Researchers at the University of Aberdeen found the use of steroids resulted in lower levels of infant mortality and respiratory disease syndrome in twins.
Steroids are regularly used to reduce the chances of neo-natal deaths, respiratory issues and other complications in babies expected to be born prematurely.
But studies usually focus on single births, twins and higher multiples such as triplets as one group.
Twins and other multiple births are 10 times more likely to be born prematurely compared to single babies.
Following calls to look at the use of antenatal steroids specifically in births involving twins, triplets etc, University of Aberdeen researchers along with colleagues from McGill University, Canada, and Monash University, Australia, have reviewed all relevant studies from across the world from 1974 to 2018.

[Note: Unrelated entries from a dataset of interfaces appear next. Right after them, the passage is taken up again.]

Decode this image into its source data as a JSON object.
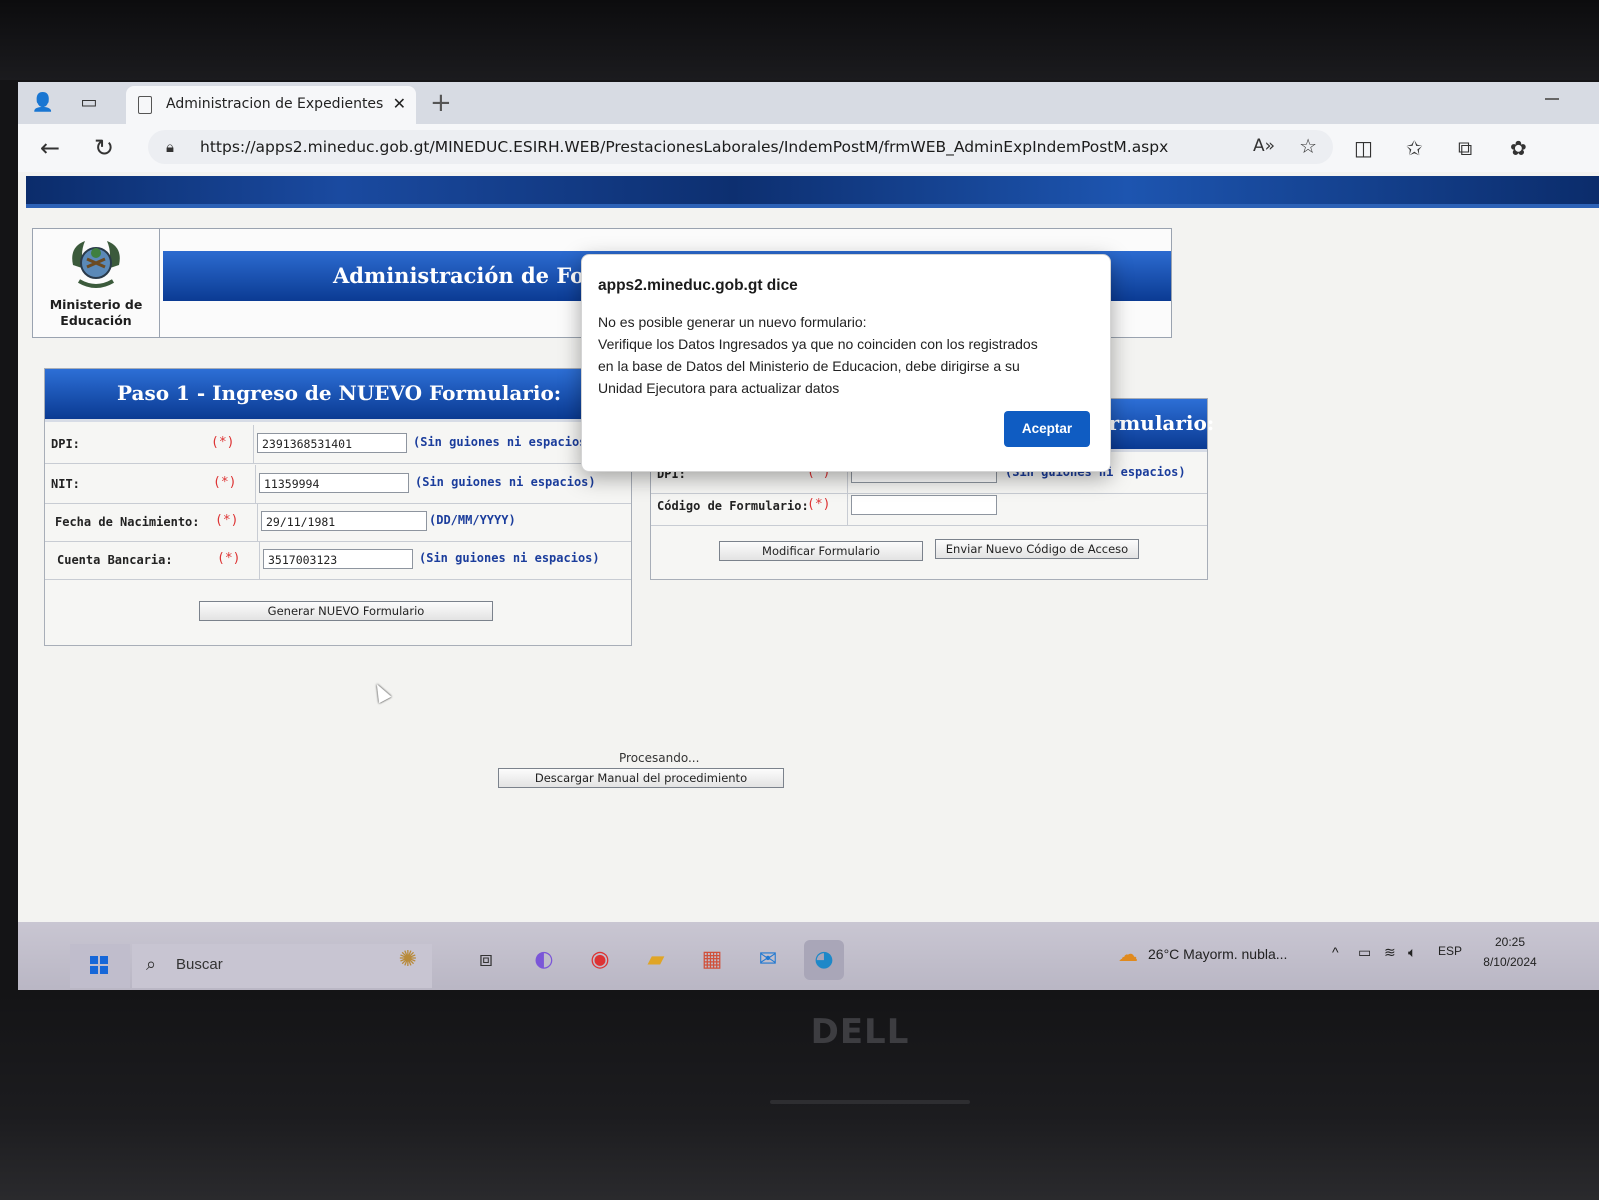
{
  "browser": {
    "tab_title": "Administracion de Expedientes de",
    "url": "https://apps2.mineduc.gob.gt/MINEDUC.ESIRH.WEB/PrestacionesLaborales/IndemPostM/frmWEB_AdminExpIndemPostM.aspx"
  },
  "header": {
    "logo_line1": "Ministerio de",
    "logo_line2": "Educación",
    "title": "Administración de Formularios"
  },
  "step1": {
    "title": "Paso 1 - Ingreso de NUEVO Formulario:",
    "required_mark": "(*)",
    "rows": [
      {
        "label": "DPI:",
        "value": "2391368531401",
        "hint": "(Sin guiones ni espacios)"
      },
      {
        "label": "NIT:",
        "value": "11359994",
        "hint": "(Sin guiones ni espacios)"
      },
      {
        "label": "Fecha de Nacimiento:",
        "value": "29/11/1981",
        "hint": "(DD/MM/YYYY)"
      },
      {
        "label": "Cuenta Bancaria:",
        "value": "3517003123",
        "hint": "(Sin guiones ni espacios)"
      }
    ],
    "button": "Generar NUEVO Formulario"
  },
  "step2": {
    "title": "Paso 2 - Modificación y Consulta de Formulario:",
    "required_mark": "(*)",
    "rows": [
      {
        "label": "DPI:",
        "value": "",
        "hint": "(Sin guiones ni espacios)"
      },
      {
        "label": "Código de Formulario:",
        "value": ""
      }
    ],
    "modify_button": "Modificar Formulario",
    "send_code_button": "Enviar Nuevo Código de Acceso"
  },
  "processing_text": "Procesando...",
  "manual_button": "Descargar Manual del procedimiento",
  "dialog": {
    "title": "apps2.mineduc.gob.gt dice",
    "lines": [
      "No es posible generar un nuevo formulario:",
      "Verifique los Datos Ingresados ya que no coinciden con los registrados",
      "en la base de Datos del Ministerio de Educacion, debe dirigirse a su",
      "Unidad Ejecutora para actualizar datos"
    ],
    "ok_label": "Aceptar"
  },
  "taskbar": {
    "search_placeholder": "Buscar",
    "weather": "26°C  Mayorm. nubla...",
    "language": "ESP",
    "time": "20:25",
    "date": "8/10/2024"
  },
  "device_brand": "DELL",
  "colors": {
    "header_blue": "#0b3b93",
    "dialog_button": "#0f5cc2",
    "required_red": "#dd3333",
    "hint_blue": "#1b3d9c"
  }
}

Researchers looked at non-randomised studies that compared outcomes among twin newborns who had or had not been exposed to antenatal steroids. No restriction was applied to drug type, dosage, or number of doses.
The researchers are calling for twins to be included in future studies of this type as they are often underrepresented in clinical research.
Dr Sohinee Bhattacharya, from the University of Aberdeen, said: “This is an important review of existing literature as it has enabled us to look specifically at twins and see that they, in particular, are benefitting from the use of steroids.
“This should give clinicians further confidence that this is an appropriate treatment that results in improved outcomes for babies.
“Twins and other multiple births are often excluded from research as, due to their relatively rare nature, they are outliers in comparison to many single births.
“But it is essential that twins and higher numbers are included so that we can ensure that treatments are just as safe for them as it is for single birth babies.”
The findings have been published in Obstetrics and Gynaecology journal.